EXERCISE DESCRIPTION |
An exact reprint of the data below is required, line for line.

::::

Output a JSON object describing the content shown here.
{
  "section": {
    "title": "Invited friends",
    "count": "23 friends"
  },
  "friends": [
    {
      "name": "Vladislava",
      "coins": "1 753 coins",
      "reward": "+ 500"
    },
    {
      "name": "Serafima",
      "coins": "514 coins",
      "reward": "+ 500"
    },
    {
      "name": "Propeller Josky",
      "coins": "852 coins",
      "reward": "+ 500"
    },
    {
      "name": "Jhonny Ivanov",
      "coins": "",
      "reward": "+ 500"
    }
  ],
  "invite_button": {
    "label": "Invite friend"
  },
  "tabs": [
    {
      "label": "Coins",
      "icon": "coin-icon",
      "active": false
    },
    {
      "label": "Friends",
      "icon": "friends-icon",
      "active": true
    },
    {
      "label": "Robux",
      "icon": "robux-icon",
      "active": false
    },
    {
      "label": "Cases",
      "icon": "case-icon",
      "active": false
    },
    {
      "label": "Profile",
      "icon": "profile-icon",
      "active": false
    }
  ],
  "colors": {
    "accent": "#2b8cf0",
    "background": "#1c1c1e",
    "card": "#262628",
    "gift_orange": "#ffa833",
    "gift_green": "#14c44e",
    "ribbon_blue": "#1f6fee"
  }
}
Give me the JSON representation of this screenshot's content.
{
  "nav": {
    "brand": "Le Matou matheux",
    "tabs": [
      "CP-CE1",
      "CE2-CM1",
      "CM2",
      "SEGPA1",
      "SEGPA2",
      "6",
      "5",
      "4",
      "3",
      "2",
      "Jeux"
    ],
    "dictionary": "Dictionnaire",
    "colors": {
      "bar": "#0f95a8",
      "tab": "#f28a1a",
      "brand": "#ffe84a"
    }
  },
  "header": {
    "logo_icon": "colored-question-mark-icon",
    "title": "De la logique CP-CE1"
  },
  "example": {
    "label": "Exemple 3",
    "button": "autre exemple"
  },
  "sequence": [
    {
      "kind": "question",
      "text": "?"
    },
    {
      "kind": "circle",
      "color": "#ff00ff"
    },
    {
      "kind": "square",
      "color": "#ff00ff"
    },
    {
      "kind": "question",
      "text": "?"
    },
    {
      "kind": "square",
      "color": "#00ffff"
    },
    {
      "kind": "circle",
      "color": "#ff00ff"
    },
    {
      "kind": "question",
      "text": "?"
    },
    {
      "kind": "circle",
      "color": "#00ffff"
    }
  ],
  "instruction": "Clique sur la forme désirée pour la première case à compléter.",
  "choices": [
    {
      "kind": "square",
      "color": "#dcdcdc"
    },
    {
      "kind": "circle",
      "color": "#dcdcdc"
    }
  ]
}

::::

ANSWER SPACE |
Output a JSON object describing the content shown here.
{
  "section": {
    "title": "Invited friends",
    "count": "23 friends"
  },
  "friends": [
    {
      "name": "Vladislava",
      "coins": "1 753 coins",
      "reward": "+ 500"
    },
    {
      "name": "Serafima",
      "coins": "514 coins",
      "reward": "+ 500"
    },
    {
      "name": "Propeller Josky",
      "coins": "852 coins",
      "reward": "+ 500"
    },
    {
      "name": "Jhonny Ivanov",
      "coins": "",
      "reward": "+ 500"
    }
  ],
  "invite_button": {
    "label": "Invite friend"
  },
  "tabs": [
    {
      "label": "Coins",
      "icon": "coin-icon",
      "active": false
    },
    {
      "label": "Friends",
      "icon": "friends-icon",
      "active": true
    },
    {
      "label": "Robux",
      "icon": "robux-icon",
      "active": false
    },
    {
      "label": "Cases",
      "icon": "case-icon",
      "active": false
    },
    {
      "label": "Profile",
      "icon": "profile-icon",
      "active": false
    }
  ],
  "colors": {
    "accent": "#2b8cf0",
    "background": "#1c1c1e",
    "card": "#262628",
    "gift_orange": "#ffa833",
    "gift_green": "#14c44e",
    "ribbon_blue": "#1f6fee"
  }
}
Give me the JSON representation of this screenshot's content.
{
  "nav": {
    "brand": "Le Matou matheux",
    "tabs": [
      "CP-CE1",
      "CE2-CM1",
      "CM2",
      "SEGPA1",
      "SEGPA2",
      "6",
      "5",
      "4",
      "3",
      "2",
      "Jeux"
    ],
    "dictionary": "Dictionnaire",
    "colors": {
      "bar": "#0f95a8",
      "tab": "#f28a1a",
      "brand": "#ffe84a"
    }
  },
  "header": {
    "logo_icon": "colored-question-mark-icon",
    "title": "De la logique CP-CE1"
  },
  "example": {
    "label": "Exemple 3",
    "button": "autre exemple"
  },
  "sequence": [
    {
      "kind": "question",
      "text": "?"
    },
    {
      "kind": "circle",
      "color": "#ff00ff"
    },
    {
      "kind": "square",
      "color": "#ff00ff"
    },
    {
      "kind": "question",
      "text": "?"
    },
    {
      "kind": "square",
      "color": "#00ffff"
    },
    {
      "kind": "circle",
      "color": "#ff00ff"
    },
    {
      "kind": "question",
      "text": "?"
    },
    {
      "kind": "circle",
      "color": "#00ffff"
    }
  ],
  "instruction": "Clique sur la forme désirée pour la première case à compléter.",
  "choices": [
    {
      "kind": "square",
      "color": "#dcdcdc"
    },
    {
      "kind": "circle",
      "color": "#dcdcdc"
    }
  ]
}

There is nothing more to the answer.